”When cutting yourself doesn't have the same effect any more they revert to this,” she said.
Prosecutor Ulrika Rogland told TT that she had hoped for a more conclusive ruling. According to her, the court brushed aside the complications of the particular case.
”They discuss the case as if it is a question of two equal partners and as if he basically just did what she wanted. They ignore the problem that she was much younger, that they had never met before, and that the situation perhaps required more from the adult,” she told TT.
She added that although the court mentions the girl's self harming behaviour, they miss how ”severe” it was.
In the earlier trial she was not present but in the appeals court she appeared and showed the court the scars she had from where she had cut herself.
The defence lawyer of the 33-year-old, Bo Petersson, told TT that this means the court of appeal has ruled that it's acceptable to practice this kind of sexuality.

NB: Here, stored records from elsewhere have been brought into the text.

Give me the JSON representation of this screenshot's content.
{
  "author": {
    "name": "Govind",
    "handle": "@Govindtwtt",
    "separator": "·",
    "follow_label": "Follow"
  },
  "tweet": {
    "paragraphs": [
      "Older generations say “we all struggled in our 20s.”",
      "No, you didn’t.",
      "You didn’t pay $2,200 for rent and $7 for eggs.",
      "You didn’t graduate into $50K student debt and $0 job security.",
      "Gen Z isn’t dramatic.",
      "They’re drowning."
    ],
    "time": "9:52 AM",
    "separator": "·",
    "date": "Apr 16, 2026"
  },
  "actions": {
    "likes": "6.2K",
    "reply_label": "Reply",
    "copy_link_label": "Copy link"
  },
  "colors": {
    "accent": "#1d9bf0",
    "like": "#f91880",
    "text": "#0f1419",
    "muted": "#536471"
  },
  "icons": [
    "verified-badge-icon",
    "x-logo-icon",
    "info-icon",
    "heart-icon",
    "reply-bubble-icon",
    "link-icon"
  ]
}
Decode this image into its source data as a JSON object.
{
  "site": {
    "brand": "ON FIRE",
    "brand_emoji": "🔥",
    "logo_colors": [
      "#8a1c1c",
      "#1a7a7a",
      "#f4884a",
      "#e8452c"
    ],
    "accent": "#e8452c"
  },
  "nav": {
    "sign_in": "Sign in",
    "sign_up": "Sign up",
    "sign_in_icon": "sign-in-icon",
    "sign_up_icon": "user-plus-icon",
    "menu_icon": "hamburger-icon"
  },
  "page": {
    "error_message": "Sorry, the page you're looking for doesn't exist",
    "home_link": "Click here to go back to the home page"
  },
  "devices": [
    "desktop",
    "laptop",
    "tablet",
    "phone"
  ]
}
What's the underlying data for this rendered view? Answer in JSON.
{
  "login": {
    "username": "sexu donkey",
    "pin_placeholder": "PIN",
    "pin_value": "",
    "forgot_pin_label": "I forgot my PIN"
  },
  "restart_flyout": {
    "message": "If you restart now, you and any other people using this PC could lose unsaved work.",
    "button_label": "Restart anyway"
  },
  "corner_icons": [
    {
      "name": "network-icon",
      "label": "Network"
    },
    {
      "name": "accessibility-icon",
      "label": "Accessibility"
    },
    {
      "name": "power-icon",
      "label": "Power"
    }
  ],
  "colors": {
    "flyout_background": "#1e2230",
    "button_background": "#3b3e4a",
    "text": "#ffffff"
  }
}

According to Petersson, what went on between his client and the girl falls within what is generally characterised as ”normal BDSM-sex”. On the condition, he added, that there is consent.
But Petersson doesn't think that the case will set a precedent for the limitations of violent sexual behaviour in court.
”In some way it seems self evident that those with this inclination to practice their sexuality even if it means bumps and bruises,” he said to TT.
When it comes to assault the ruling says that it is ”normally not a criminal offence to administer pain or modest injury with the consent of the other”. The violence the man put the girl through is therefore not deemed indefensible.
As the man was acquitted, the girl will not be paid any damages. The court was unanimous in its decision.